Audubon, John James ~ Bobwhite (Virginia Partridge), 1825Audubon developed his own methods for drawing birds. First, he killed them using fine shot to prevent them from being torn to pieces. He then used fixed wires to prop them up into a natural position, unlike the common method of many ornithologists of first preparing and stuffing the specimens into a rigid pose. When working on a major specimen, like an eagle, he would spend up to four 15 hour days, preparing, studying, and drawing it. His paintings of birds are set true-to-life in their natural habitat and often caught them in motion, especially feeding or hunting. This was in stark contrast with the stiff representations of birds by his contemporaries, such as Alexander Wilson. He also based his paintings on his own field observations.

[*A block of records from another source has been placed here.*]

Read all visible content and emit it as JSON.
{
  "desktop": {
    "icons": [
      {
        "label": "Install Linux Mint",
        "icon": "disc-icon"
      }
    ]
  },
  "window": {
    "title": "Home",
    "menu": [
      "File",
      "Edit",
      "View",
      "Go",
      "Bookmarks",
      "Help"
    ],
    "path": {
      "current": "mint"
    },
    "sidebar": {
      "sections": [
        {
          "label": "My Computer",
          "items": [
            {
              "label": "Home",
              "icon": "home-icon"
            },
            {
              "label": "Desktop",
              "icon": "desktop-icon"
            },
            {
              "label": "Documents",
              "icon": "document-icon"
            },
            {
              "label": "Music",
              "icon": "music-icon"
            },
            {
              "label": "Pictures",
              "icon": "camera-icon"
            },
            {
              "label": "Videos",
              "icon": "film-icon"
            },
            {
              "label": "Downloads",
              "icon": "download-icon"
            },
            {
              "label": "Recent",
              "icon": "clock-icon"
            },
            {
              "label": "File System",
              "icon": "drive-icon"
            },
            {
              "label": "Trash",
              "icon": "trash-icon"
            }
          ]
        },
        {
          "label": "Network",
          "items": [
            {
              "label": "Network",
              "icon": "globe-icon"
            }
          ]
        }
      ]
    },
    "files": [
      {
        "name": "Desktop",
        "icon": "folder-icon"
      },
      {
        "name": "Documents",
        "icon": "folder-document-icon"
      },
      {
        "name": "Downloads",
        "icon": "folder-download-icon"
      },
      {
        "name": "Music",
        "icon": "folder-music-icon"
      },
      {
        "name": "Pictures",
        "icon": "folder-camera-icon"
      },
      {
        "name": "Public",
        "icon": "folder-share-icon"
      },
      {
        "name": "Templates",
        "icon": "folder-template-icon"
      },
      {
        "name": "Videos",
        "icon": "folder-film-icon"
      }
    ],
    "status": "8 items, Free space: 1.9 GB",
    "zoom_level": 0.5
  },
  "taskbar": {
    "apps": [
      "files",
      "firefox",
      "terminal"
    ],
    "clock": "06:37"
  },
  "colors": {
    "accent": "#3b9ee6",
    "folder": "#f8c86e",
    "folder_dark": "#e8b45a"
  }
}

He worked primarily with watercolor early on, then added colored chalk or pastel to add softness to feathers, especially those of owls and herons. He would employ multiple layers of watercoloring, and sometimes use gouache. Small species were often drawn to scale, placed on branches with berries, fruit, and flowers, sometimes in flight, and often with many individual birds to present all views of anatomy. Larger birds were often placed in their ground habitat or perching on stumps. At times, as with woodpeckers, he would combine several species on one page to offer contrasting features. Nests and eggs are frequently depicted as well, and occasionally predators, such as snakes. He usually illustrated male and female variations, and sometimes juveniles. In later drawings, he had aides render the habitat for him. Going behind faithful renderings of anatomy, Audubon employed carefully constructed composition, drama, and slightly exaggerated poses to achieve artistic as well as scientific effects.